→ Instructions for the task
Scan the data, and whenever a line contains "Водопровод", copy it.

→ Dataset entries
Content starts
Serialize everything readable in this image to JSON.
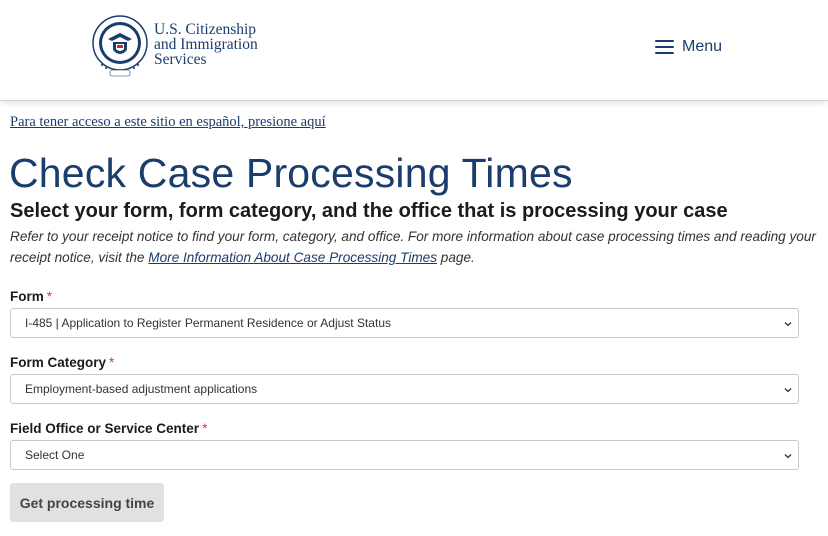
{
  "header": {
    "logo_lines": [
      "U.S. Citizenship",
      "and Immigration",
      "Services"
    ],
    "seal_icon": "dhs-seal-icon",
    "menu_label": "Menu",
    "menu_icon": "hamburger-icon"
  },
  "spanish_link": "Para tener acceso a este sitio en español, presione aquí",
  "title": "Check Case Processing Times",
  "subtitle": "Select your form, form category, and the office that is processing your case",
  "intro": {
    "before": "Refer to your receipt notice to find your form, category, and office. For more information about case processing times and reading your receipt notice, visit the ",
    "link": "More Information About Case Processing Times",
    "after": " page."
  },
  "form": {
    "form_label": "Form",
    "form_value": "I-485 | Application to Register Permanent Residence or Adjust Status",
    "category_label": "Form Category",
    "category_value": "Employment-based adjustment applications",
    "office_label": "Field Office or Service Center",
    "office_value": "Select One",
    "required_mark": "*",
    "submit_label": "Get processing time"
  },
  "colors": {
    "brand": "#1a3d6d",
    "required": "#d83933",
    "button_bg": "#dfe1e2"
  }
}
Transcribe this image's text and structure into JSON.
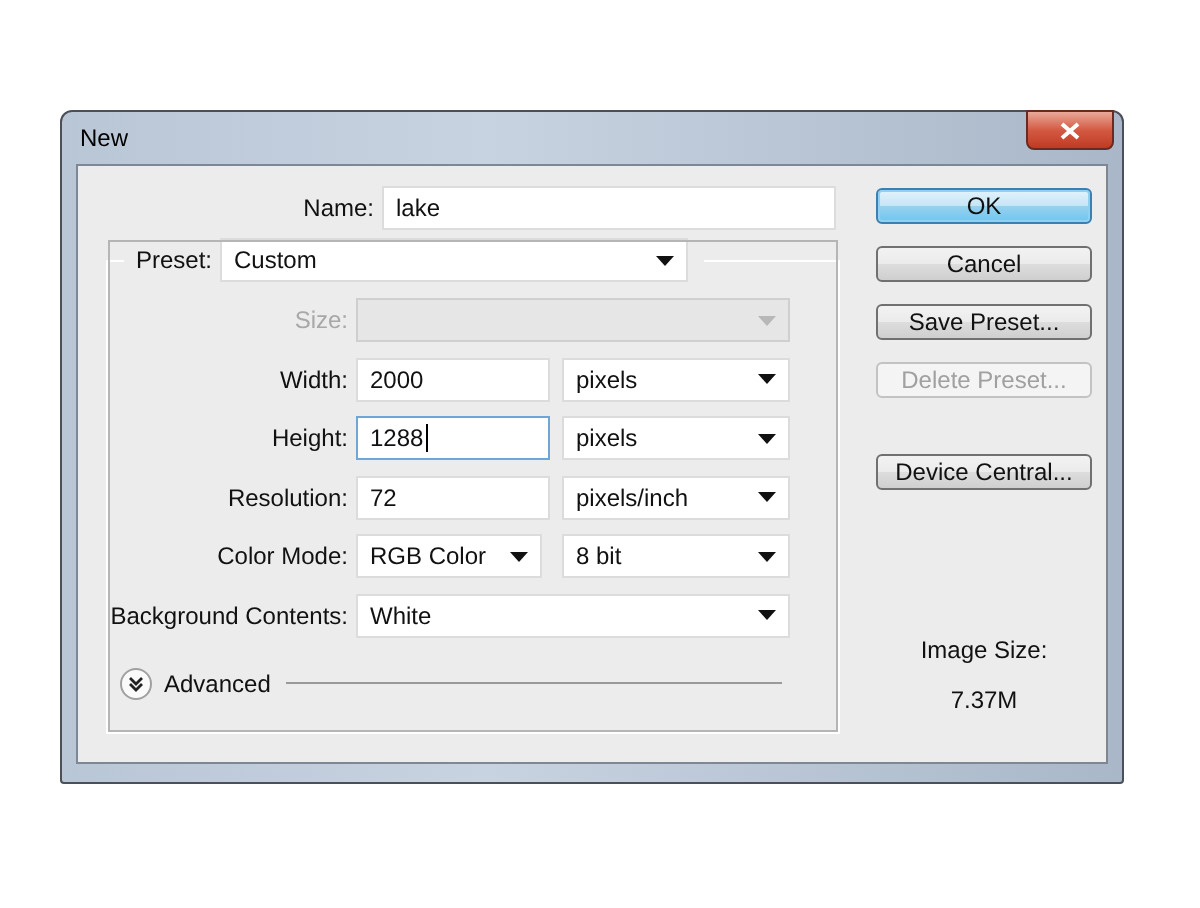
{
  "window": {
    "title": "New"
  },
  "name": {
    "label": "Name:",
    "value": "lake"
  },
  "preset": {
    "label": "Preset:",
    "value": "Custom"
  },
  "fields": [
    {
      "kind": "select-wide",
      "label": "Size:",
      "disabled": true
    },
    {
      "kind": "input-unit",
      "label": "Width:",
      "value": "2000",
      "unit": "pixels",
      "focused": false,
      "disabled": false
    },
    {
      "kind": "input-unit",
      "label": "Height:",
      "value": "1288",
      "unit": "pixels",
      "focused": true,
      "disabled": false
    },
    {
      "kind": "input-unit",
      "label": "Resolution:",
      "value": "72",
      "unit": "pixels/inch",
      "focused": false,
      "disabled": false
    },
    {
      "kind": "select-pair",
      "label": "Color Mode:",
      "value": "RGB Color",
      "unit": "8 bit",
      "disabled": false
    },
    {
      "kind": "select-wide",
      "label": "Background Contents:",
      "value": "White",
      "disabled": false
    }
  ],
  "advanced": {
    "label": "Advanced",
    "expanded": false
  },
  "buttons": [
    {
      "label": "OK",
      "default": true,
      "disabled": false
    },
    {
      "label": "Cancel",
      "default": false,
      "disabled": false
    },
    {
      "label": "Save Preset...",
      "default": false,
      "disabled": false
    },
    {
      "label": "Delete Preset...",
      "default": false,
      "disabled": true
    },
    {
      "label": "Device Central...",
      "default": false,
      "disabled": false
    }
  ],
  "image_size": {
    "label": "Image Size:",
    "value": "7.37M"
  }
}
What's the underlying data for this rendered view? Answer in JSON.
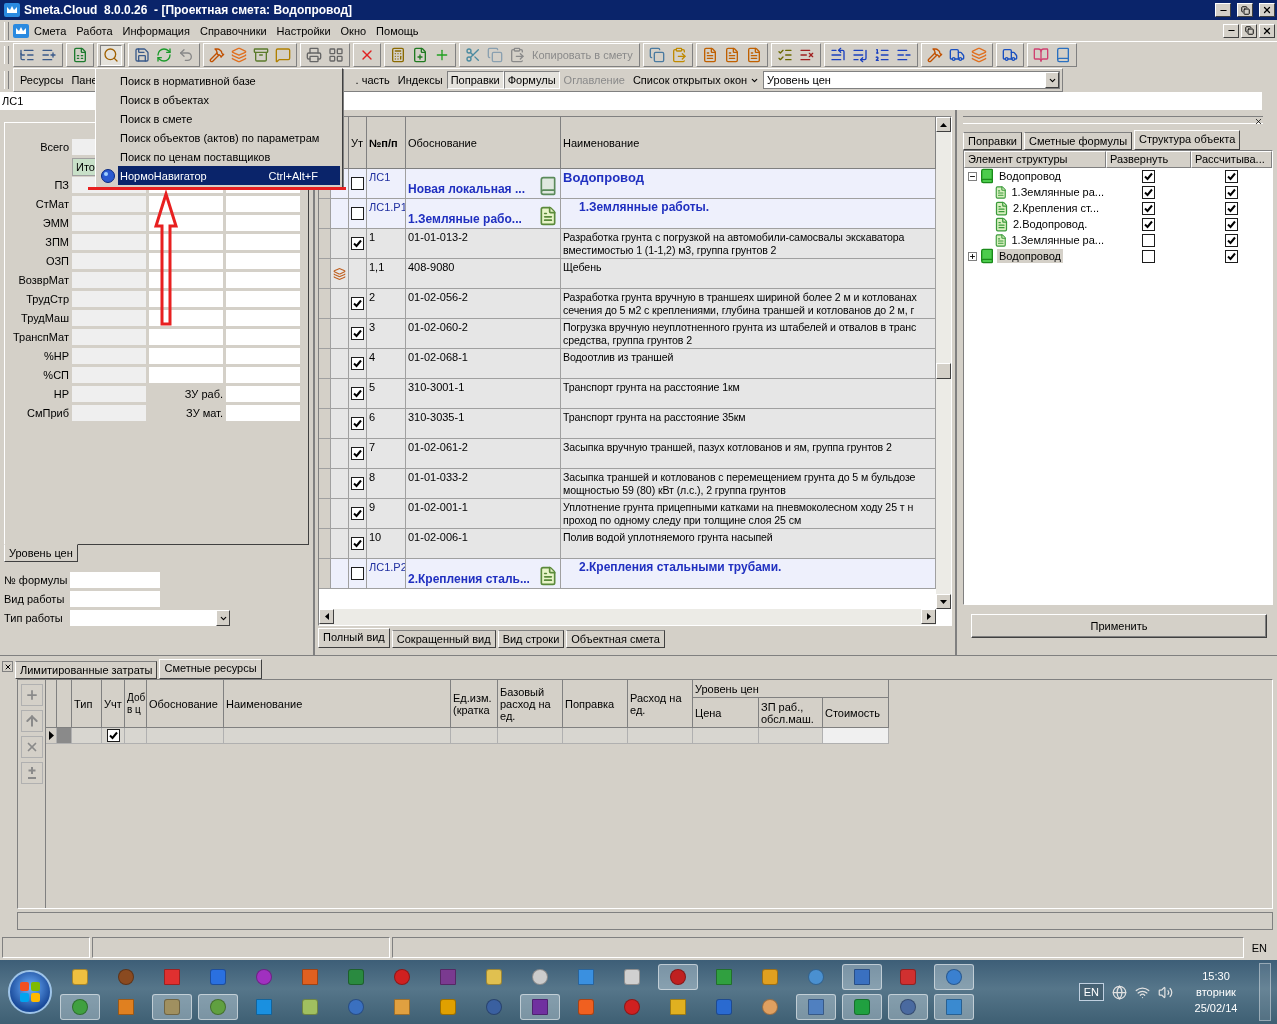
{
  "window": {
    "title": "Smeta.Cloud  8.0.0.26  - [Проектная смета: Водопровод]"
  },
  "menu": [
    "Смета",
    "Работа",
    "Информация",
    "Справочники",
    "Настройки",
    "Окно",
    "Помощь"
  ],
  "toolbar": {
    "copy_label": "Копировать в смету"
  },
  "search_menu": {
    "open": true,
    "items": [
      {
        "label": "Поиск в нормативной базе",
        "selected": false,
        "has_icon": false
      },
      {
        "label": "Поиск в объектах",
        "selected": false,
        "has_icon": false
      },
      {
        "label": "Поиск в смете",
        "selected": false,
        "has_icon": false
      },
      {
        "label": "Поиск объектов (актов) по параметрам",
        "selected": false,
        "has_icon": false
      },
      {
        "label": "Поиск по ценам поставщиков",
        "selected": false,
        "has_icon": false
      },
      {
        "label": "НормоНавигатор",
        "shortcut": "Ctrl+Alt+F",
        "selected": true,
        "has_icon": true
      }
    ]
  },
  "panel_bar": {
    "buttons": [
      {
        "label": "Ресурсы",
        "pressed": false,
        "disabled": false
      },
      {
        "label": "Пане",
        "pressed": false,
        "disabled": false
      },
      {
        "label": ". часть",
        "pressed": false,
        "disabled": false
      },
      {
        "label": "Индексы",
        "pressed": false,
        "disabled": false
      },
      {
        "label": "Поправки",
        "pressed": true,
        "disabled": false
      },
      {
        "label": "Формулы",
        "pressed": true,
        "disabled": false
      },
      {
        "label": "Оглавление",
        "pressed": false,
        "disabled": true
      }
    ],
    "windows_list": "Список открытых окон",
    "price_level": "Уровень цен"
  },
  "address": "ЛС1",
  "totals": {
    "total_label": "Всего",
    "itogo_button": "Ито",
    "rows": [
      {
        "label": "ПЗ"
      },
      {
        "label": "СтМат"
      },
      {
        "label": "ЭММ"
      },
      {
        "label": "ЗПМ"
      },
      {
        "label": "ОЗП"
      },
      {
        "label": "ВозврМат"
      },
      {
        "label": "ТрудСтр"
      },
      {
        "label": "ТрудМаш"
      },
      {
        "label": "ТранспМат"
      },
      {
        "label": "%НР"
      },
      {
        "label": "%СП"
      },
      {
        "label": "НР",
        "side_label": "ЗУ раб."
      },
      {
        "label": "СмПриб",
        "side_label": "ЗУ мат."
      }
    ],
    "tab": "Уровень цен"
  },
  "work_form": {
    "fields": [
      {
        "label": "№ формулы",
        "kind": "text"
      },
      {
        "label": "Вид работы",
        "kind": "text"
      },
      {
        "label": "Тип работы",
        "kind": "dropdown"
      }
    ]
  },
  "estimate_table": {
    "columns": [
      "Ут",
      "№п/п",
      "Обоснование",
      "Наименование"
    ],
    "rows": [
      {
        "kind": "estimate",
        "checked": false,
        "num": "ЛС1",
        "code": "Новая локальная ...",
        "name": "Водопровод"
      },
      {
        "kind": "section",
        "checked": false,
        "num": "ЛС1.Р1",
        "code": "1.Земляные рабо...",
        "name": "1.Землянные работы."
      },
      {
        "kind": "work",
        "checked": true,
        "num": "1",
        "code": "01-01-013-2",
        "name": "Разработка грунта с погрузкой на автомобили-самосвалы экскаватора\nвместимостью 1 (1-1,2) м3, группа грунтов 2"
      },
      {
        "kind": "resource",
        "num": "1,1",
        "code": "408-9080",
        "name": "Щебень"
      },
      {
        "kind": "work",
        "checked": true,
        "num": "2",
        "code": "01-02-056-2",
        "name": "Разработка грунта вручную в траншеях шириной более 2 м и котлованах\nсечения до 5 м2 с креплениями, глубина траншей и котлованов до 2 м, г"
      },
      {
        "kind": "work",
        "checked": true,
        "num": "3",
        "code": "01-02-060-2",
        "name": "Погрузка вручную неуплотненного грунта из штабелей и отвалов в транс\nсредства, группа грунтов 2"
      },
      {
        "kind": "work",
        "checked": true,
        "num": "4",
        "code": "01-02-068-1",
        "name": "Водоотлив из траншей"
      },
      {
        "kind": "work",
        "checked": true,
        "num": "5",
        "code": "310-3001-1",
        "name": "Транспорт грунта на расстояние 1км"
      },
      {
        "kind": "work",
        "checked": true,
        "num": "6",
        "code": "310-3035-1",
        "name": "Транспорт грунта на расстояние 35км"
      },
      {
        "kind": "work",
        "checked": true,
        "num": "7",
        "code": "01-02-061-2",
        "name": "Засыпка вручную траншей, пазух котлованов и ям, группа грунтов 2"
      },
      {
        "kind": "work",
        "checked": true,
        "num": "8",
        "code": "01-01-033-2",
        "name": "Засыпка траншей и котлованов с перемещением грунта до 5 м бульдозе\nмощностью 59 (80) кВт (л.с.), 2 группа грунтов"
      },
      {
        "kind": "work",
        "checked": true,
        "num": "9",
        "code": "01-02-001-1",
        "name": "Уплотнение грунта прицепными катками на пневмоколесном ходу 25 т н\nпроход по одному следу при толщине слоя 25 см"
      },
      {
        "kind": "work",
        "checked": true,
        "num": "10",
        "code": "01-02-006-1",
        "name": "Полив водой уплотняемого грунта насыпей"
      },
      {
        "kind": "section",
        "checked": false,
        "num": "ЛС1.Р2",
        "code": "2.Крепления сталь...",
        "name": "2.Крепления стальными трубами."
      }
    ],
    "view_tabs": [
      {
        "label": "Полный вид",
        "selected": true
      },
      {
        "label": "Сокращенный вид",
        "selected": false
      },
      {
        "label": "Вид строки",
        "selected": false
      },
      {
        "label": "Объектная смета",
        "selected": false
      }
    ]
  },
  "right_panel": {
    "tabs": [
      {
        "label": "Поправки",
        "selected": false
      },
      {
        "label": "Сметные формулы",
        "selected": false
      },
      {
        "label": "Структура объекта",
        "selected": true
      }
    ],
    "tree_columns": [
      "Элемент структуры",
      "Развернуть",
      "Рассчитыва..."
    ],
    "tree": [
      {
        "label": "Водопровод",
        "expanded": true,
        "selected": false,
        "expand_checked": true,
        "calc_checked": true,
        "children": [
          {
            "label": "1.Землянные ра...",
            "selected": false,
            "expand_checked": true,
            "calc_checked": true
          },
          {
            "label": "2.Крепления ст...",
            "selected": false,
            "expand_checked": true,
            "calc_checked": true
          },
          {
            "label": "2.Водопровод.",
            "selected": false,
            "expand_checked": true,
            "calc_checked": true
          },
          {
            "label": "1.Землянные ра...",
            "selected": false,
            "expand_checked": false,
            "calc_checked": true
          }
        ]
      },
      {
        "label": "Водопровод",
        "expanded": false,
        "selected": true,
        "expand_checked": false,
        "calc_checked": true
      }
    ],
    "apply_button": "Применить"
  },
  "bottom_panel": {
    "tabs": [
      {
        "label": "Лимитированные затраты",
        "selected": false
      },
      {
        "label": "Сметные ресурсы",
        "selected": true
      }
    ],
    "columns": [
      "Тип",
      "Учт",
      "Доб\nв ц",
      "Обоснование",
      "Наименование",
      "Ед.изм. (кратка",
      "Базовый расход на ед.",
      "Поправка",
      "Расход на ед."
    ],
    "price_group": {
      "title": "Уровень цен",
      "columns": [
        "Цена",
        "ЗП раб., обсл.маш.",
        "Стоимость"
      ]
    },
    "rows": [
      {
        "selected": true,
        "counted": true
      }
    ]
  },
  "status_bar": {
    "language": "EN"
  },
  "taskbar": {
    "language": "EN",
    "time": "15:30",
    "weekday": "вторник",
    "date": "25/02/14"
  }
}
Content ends
→ Written solution
    "title": "Smeta.Cloud  8.0.0.26  - [Проектная смета: Водопровод]"
        "name": "Водопровод"
        "label": "Водопровод",
            "label": "2.Водопровод.",
        "label": "Водопровод",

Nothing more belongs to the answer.